Raise the Age in North Carolina
In 2017, North Carolina relinquished its title as the only state in the U.S. that automatically prosecuted juveniles 16 and older as adults. As a result of the North Carolina General Assembly’s Juvenile Justice Reinvestment Act, most 16 and 17 year olds will now be prosecuted in juvenile court instead of the adult court system.
Beginning December 1, 2019, a “delinquent juvenile,” as defined in N.C. Gen. Stat. 7B-1501(7), will include 16 and 17 year olds who commit crimes or infractions, except for motor vehicle laws, or indirect contempt by a juvenile. However, under the new law, once a juvenile has been convicted of any offense in either district or superior court, including violations of motor vehicle laws, the juvenile must be prosecuted as an adult for all subsequent offenses. This means that if a teenager already has an adult conviction when the new law becomes effective, the law will not benefit them.
The new law provides that all offenses committed by 16 and 17 year olds will originate in juvenile court. This means that 16 and 17 year olds accused of misdemeanors and low-level felonies such as larcenies, break-ins and other non-violent crimes, will now have a chance to for their cases to be handled in juvenile court. Since studies have shown that children in the juvenile system are less likely to return to jail, North Carolina is finally taking a step towards reducing its growing prison populations.
What has not changed is that violent teenagers can still be moved into the adult system. Class A-G felonies that are committed by 16 and 17 year olds require mandatory transfers to superior court by a notice of an indictment or a finding of probable cause by the court. However, this new provision will provide prosecutors with the ability to maintain some discretion by reducing charges before the time for filing or a probable cause hearing.
If you are charged with a misdemeanor offense and are 16 or 17 years old contact The Law Offices of Wiley Nickel, PLLCfor a free consultation.

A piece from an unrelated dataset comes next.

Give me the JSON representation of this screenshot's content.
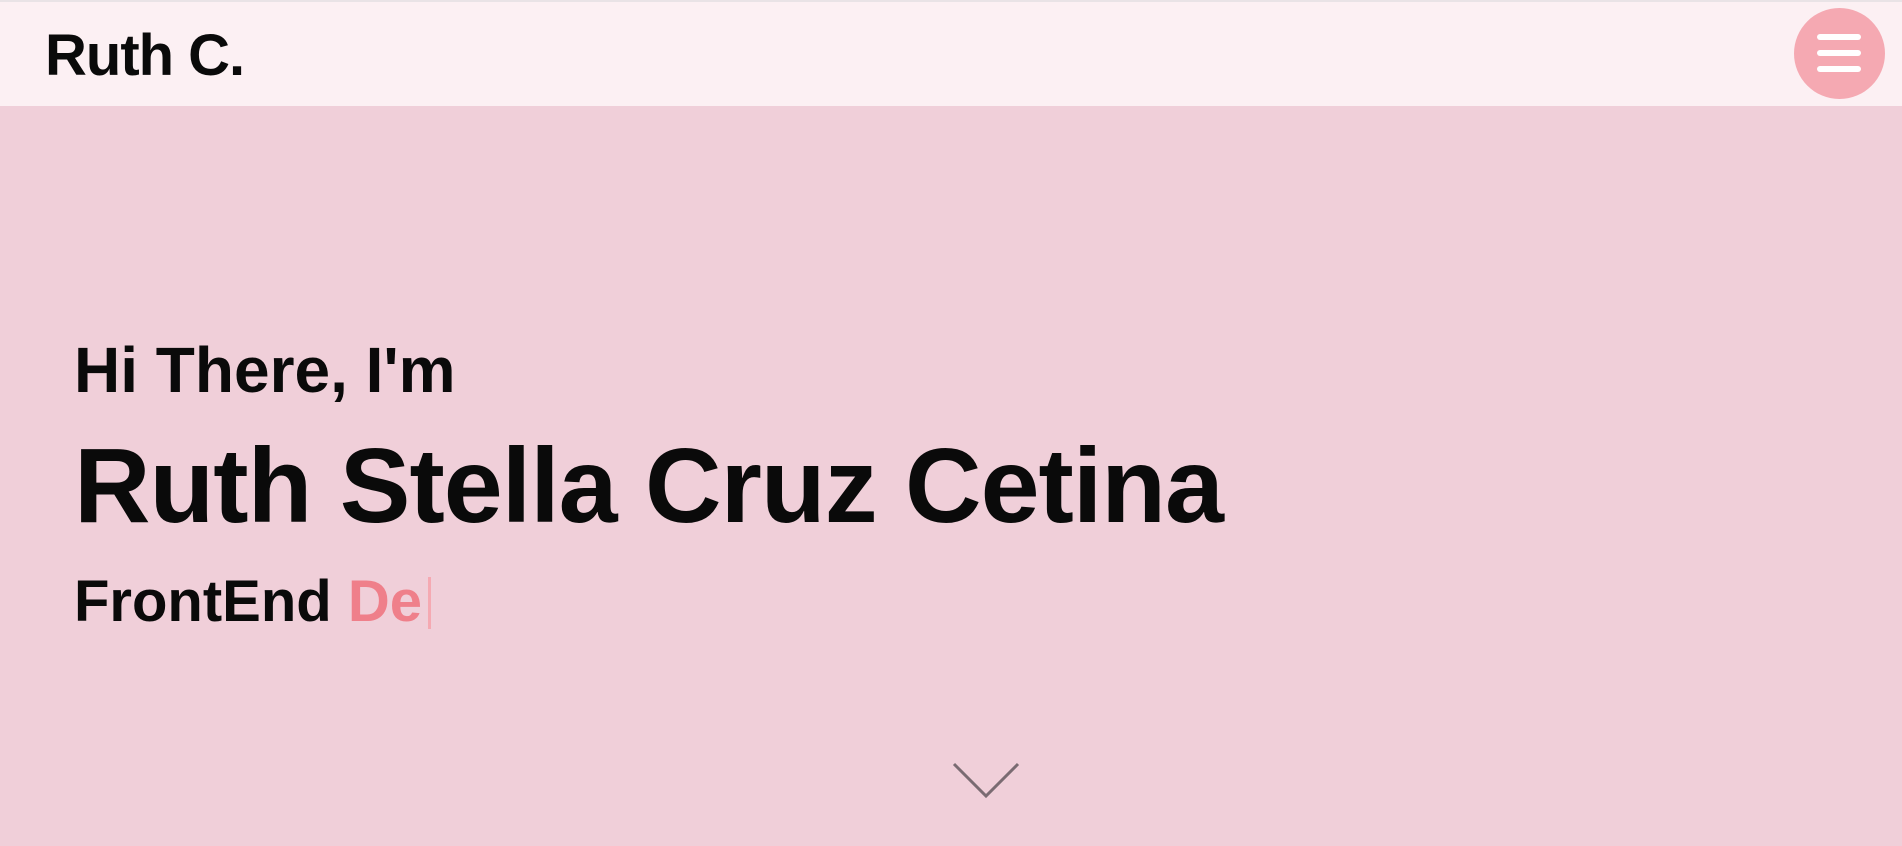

Until the “Raise the Age” Bill becomes effective we can handle cases for 16 and 17 years olds in adult criminal court.